Egg-cellent: Kingsford women use onion skins as natural egg dye
KINGSFORD — Easter wouldn’t seem the same without colored eggs.
While people typically turn to the popular store-bought kits, there are some creative — and natural — ways to dye eggs.
Retired Evergreen Village residents Caren Erickson and Pauline Hill spent Thursday demonstrating how dried onion skins can make eggs that are “works of art.”
Erickson learned the technique from her late mother-in-law, Mary (Weinert) Erickson Sundberg, who grew up on a farm in the Peavy Falls area.
“I had never heard of such a thing until I married my late husband (Tom) — that was more than 60 years ago,” said Erickson, noting her mother-in-law was 100% German.

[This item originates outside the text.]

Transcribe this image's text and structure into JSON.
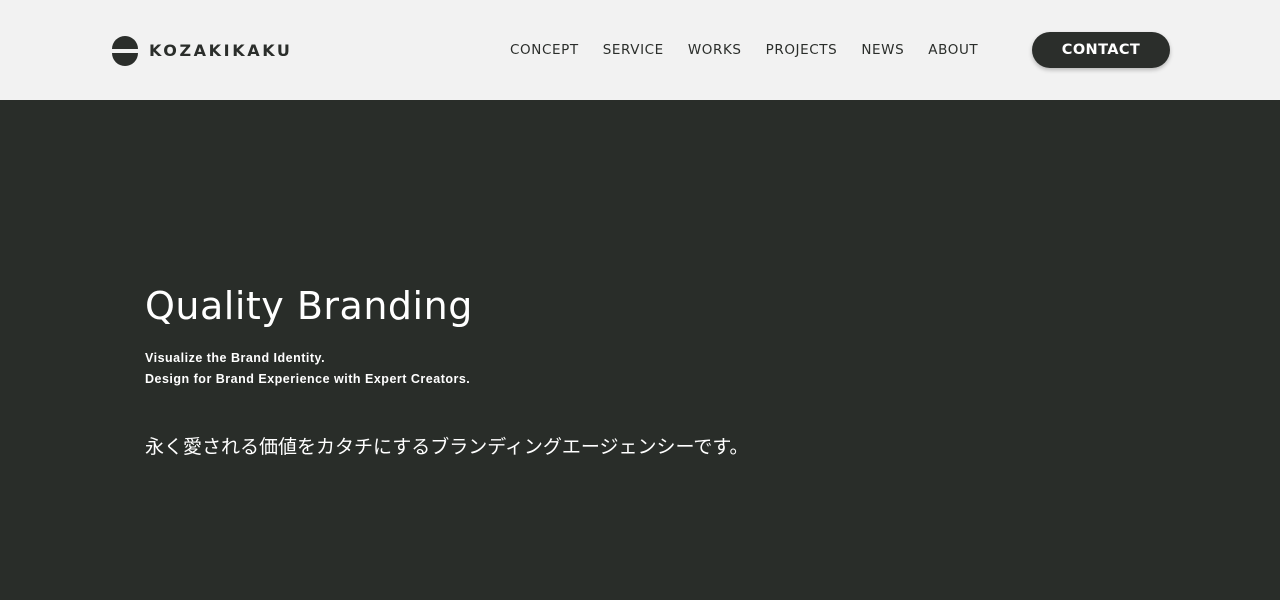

Erickson was unsure of the origin of dyeing eggs with the onion skins — just that it was a family tradition. A Google search indicated the method has a long history in Russia and the Ukraine.
Coming from a family of 10, she believe her mother-in-law’s parents did it more for entertainment value, as well as a way to repurpose things on the farm, Erickson said, adding, “I picked up a lot of frugal tips from her over the years.”
Erickson said she hadn’t colored eggs this way in years, especially after losing her husband 28 years ago. It was also due to the fact her family hasn’t been home for Easter.
“I have never known anyone else in the area to do this,” Erickson said.
But she got the itch to bring back the tradition last year. “Something was just nagging me to do it,” she said. “I mentioned it to Pauline and she said she would like to try it; so we did a few.”
The two started to collect red and yellow onion skins about six months ago. “It took this long to get enough to decorate four dozen eggs,” Hill said.
The process begins with dipping a raw egg into a bowl of water, then arranging various small pieces of skins around the egg.
“You can do so many unique patterns,” Hill said. “The more you add, the darker it is.”
The eggs are then wrapped tightly in cheesecloth or placed in a nylon stocking, and secured by string at each end so the skins stay adhered to the egg while cooking.
“She (mother-in-law) always wrapped them in a nylon stocking because she said ‘they worked better,'” said Erickson, noting the nylon fits tighter on the egg, which lets the color penetrate more deeply.
The “tube” of wrapped eggs are then cooked in water and vinegar — keeping the red and yellow separate.
Because it has been a number of years since she did them, Erickson decided to follow a recipe she found on Google that called for sugar and salt added with the vinegar.
She won’t use that method version again, she said, as she thinks the colors didn’t come as vibrant.
“They are still pretty,” she said. “I will go back to just vinegar, as my mother-in-law used — she had it down to a science.”
Cooking time also varies. Erickson believes the key is to make sure the egg cools before removing the onion skins, so the natural pigment colors transfers.
“The designs are just so unique,” Erickson said. “It comes out kind of like a stained glass window.”
Hill favored the red peels, as they produce a richer color.
They said there are many different options in using onions as dye, including just boiling the eggs with the skins loose in the water. “I did try it, but it doesn’t turn out as pretty,” Hill said.
The eggs still are edible and don’t have an onion flavor.
Erickson will travel to her son’s home in Wisconsin for Easter. “He will be surprised, as he hasn’t done them in quite awhile, either,” she said.
Hill also may surprise some of her neighbors. Since the pandemic, the two have started sharing meals each Sunday with other residents on their block.
The duo plan to continue the tradition again next year.
“Although there are different foods to use for natural color — including beets, spinach, turmeric — I will keep with just the onion peels, as it is a family tradition,” Erickson said.